Recreating 1920’s Portrait Lighting
For thirty years, Mark Rockwood has worked as a highly sought-after commercial photographer for local and national accounts that include L.L. Bean and Brookstone. But his fine art photography is a decades-long pilgrimage that explores not only the natural world and man's relationship to it, but the urban environments we have created to provide shelter, workspace and entertainment.
Based out of Portland, Maine, he trained in 1969 as a painter (initially at a Portland school called Concept) before moving on in 1975 to the photography program at Southern Illinois University, and then received his Masters in Photography from the prestigious Cranbrook Academy of Art in 1980. In between, he worked for famed landscape photographer Paul Caponigro as a darkroom assistant.
In this lesson, which also includes a video interview, Mark walks us through his portrait-making process and discusses his approach to modern and classic lighting techniques.
(Click on any thumbnail image below for an enlarged view.)
- The Concept
- Coordinating Workflow with a Stylist
- Mixing Window Light with Strobes

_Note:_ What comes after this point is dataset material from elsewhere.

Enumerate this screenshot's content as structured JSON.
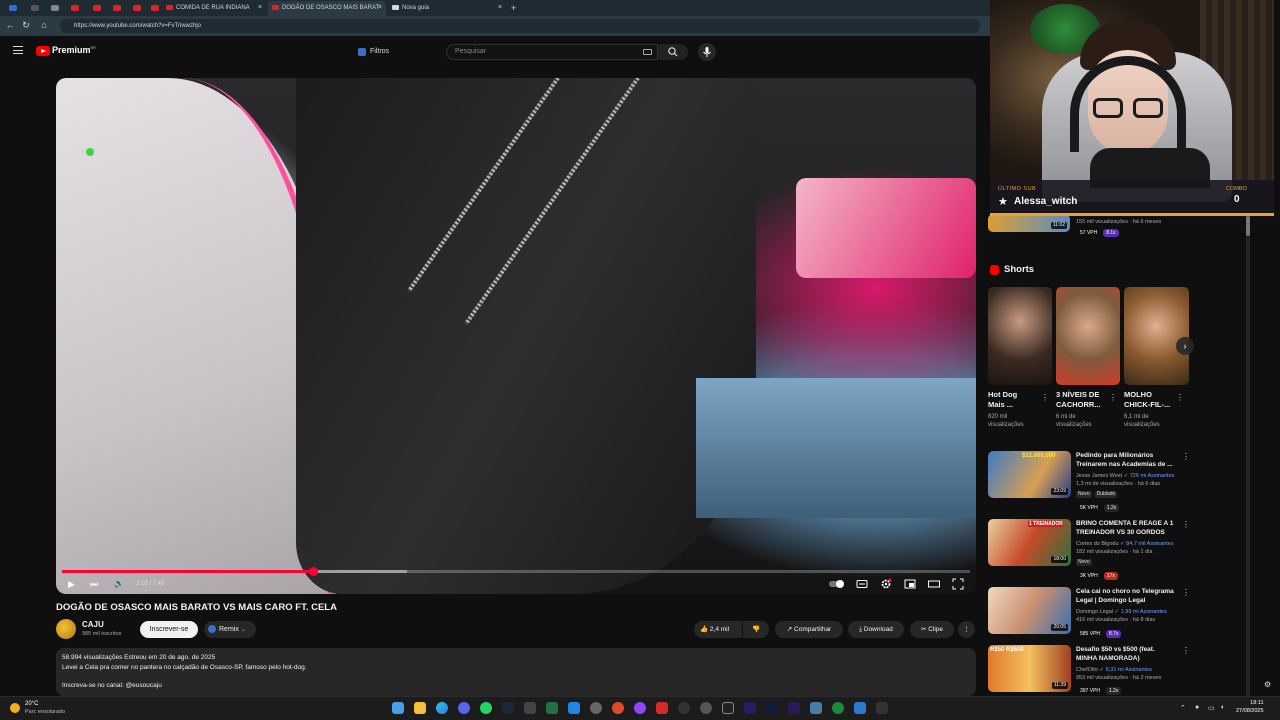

- "Wrapping" Window Light
- Recreating 20's Movie Screen Lighting
- The Need for Soft Light